Stadler was visiting professor at the Humboldt University Berlin (Department of Philosophy), the University of Minnesota (Minnesota Center for Philosophy of Science and Center for Austrian Studies), and fellow at the University of Helsinki (Helsinki Collegium for Advanced Studies).

Awards[edit]

In 2014 Stadler was awarded the Grand Decoration of Honour for Services to the Republic of Austria.[5]

Publications (selection)[edit]

Author:

  • Vom Positivismus zur 'Wissenschaftlichen Weltauffassung'. Am Beispiel der Wirkungsgeschichte von Ernst Mach in Österreich von 1895 bis 1934. Löcker, Wien/München 1982. ISBN 3-85409-038-2
  • Studien zum Wiener Kreis. Ursprung, Entwicklung und Wirkung des Logischen Empirismus im Kontext. Suhrkamp, Frankfurt am Main 1997. ISBN 3-518-58207-0
  • The Vienna Circle. Studies in the Origins, Development, and Influence of Logical Empiricism. Springer, Wien and New York 2001. ISBN 3-211-83243-2
  • El Círculo de Viena. Empirismo lógico, ciencia, cultura y politica. Fondo de cultura Económica. Chile 2011. ISBN 978-956-289-085-4

Series Editor:
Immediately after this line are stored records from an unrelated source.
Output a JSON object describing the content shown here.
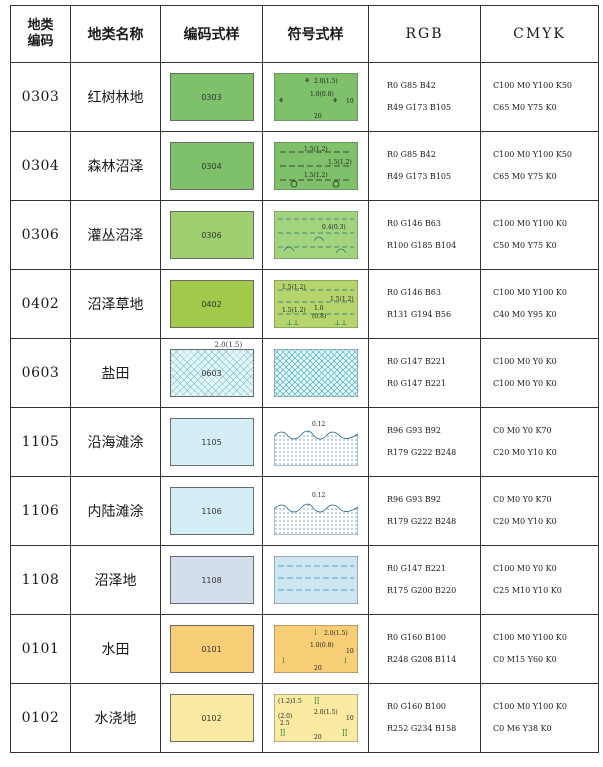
{
  "headers": {
    "code": "地类\n编码",
    "name": "地类名称",
    "swatch": "编码式样",
    "symbol": "符号式样",
    "rgb": "RGB",
    "cmyk": "CMYK"
  },
  "rows": [
    {
      "code": "0303",
      "name": "红树林地",
      "swatch_label": "0303",
      "swatch_color": "#7fc06a",
      "symbol_labels": [
        "2.0(1.5)",
        "1.0(0.8)",
        "10",
        "20"
      ],
      "rgb": [
        "R0  G85  B42",
        "R49  G173  B105"
      ],
      "cmyk": [
        "C100  M0  Y100  K50",
        "C65  M0  Y75  K0"
      ]
    },
    {
      "code": "0304",
      "name": "森林沼泽",
      "swatch_label": "0304",
      "swatch_color": "#7fc06a",
      "symbol_labels": [
        "1.5(1.2)",
        "1.5(1.2)",
        "1.5(1.2)"
      ],
      "rgb": [
        "R0  G85  B42",
        "R49  G173  B105"
      ],
      "cmyk": [
        "C100  M0  Y100  K50",
        "C65  M0  Y75  K0"
      ]
    },
    {
      "code": "0306",
      "name": "灌丛沼泽",
      "swatch_label": "0306",
      "swatch_color": "#9fcf6e",
      "symbol_labels": [
        "0.4(0.3)"
      ],
      "rgb": [
        "R0  G146  B63",
        "R100  G185  B104"
      ],
      "cmyk": [
        "C100  M0  Y100  K0",
        "C50  M0  Y75  K0"
      ]
    },
    {
      "code": "0402",
      "name": "沼泽草地",
      "swatch_label": "0402",
      "swatch_color": "#a3c94a",
      "symbol_labels": [
        "1.5(1.2)",
        "1.5(1.2)",
        "1.5(1.2)",
        "1.0",
        "(0.8)"
      ],
      "rgb": [
        "R0  G146  B63",
        "R131  G194  B56"
      ],
      "cmyk": [
        "C100  M0  Y100  K0",
        "C40  M0  Y95  K0"
      ]
    },
    {
      "code": "0603",
      "name": "盐田",
      "swatch_label": "0603",
      "swatch_color": "#e6f6f8",
      "swatch_note": "2.0(1.5)",
      "symbol_labels": [],
      "rgb": [
        "R0  G147  B221",
        "R0  G147  B221"
      ],
      "cmyk": [
        "C100  M0  Y0  K0",
        "C100  M0  Y0  K0"
      ]
    },
    {
      "code": "1105",
      "name": "沿海滩涂",
      "swatch_label": "1105",
      "swatch_color": "#d4eef7",
      "symbol_labels": [
        "0.12"
      ],
      "rgb": [
        "R96  G93  B92",
        "R179  G222  B248"
      ],
      "cmyk": [
        "C0  M0  Y0  K70",
        "C20  M0  Y10  K0"
      ]
    },
    {
      "code": "1106",
      "name": "内陆滩涂",
      "swatch_label": "1106",
      "swatch_color": "#d4eef7",
      "symbol_labels": [
        "0.12"
      ],
      "rgb": [
        "R96  G93  B92",
        "R179  G222  B248"
      ],
      "cmyk": [
        "C0  M0  Y0  K70",
        "C20  M0  Y10  K0"
      ]
    },
    {
      "code": "1108",
      "name": "沼泽地",
      "swatch_label": "1108",
      "swatch_color": "#d3deec",
      "symbol_labels": [],
      "rgb": [
        "R0  G147  B221",
        "R175  G200  B220"
      ],
      "cmyk": [
        "C100  M0  Y0  K0",
        "C25  M10  Y10  K0"
      ]
    },
    {
      "code": "0101",
      "name": "水田",
      "swatch_label": "0101",
      "swatch_color": "#f8cf77",
      "symbol_labels": [
        "2.0(1.5)",
        "1.0(0.8)",
        "10",
        "20"
      ],
      "rgb": [
        "R0  G160  B100",
        "R248  G208  B114"
      ],
      "cmyk": [
        "C100  M0  Y100  K0",
        "C0  M15  Y60  K0"
      ]
    },
    {
      "code": "0102",
      "name": "水浇地",
      "swatch_label": "0102",
      "swatch_color": "#fbeaa2",
      "symbol_labels": [
        "(1.2)1.5",
        "2.0(1.5)",
        "(2.0)",
        "2.5",
        "10",
        "20"
      ],
      "rgb": [
        "R0  G160  B100",
        "R252  G234  B158"
      ],
      "cmyk": [
        "C100  M0  Y100  K0",
        "C0  M6  Y38  K0"
      ]
    }
  ]
}
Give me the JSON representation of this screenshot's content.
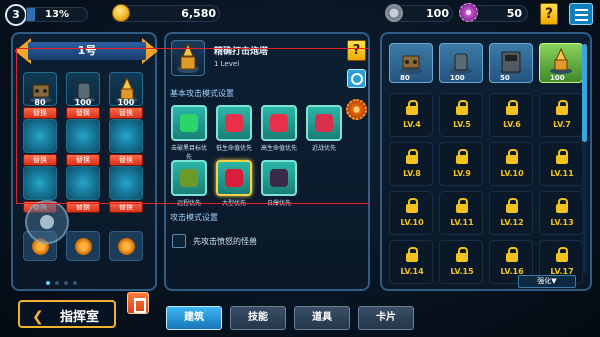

  • (Ed.): Institute Vienna Circle Yearbook. Springer Dordrecht 1993ff.
  • (Ed.): Ernst Mach Studienausgabe. Xenomoi Verlag, Berlin 2008ff. ISBN 978-3-936532-91-3
  • (Ed.): Emigration – Exil – Kontinuität. Schriften zur zeitgeschichtlichen Kultur- und Wissenschaftsforschung. LIT Verlag 2004ff.
  • (Co-ed. with Hans-Jürgen Wendel): Moritz Schlick. Kritische Gesamtausgabe. Springer, Wien und New York, 2006ff. ISBN 978-3-211-29789-6

Editor (Selection):

  • (Ed.): Kontinuität und Bruch 1938 - 1945 - 1955. Beiträge zur österreichischen Kultur- und Wissenschaftsgeschichte. LIT-Verlag, Münster 2004. ISBN 3-8258-7489-3
  • (Ed.): Vertriebene Vernunft. Emigration und Exil österreichischer Wissenschaft. 2 Volumes. Jugend und Volk, Wien/München 1987/88. New Edition: LIT-Verlag 2004. ISBN 3-8258-7373-0
  • (Ed.): Vertreibung, Transformation und Rückkehr der Wissenschaftstheorie am Beispiel von Rudolf Carnap und Wolfgang Stegmüller. LIT-Verlag, Wien 2010. ISBN 978-3-643-50165-3
  • (Co-ed. with Kurt R. Fischer): Paul Feyerabend. Ein Philosoph aus Wien. Springer, Wien/New York: 2006. ISBN 3-211-29759-6
  • (Co-ed. with Eric Kandel, Walter Kohn, Fritz Stern und Anton Zeilinger): Österreichs Umgang mit dem Nationalsozialismus. Die Folgen für die naturwissenschaftliche und humanistische Lehre. Springer, Wien/New York 2004. ISBN 3-211-21537-9

References[edit]

External links[edit]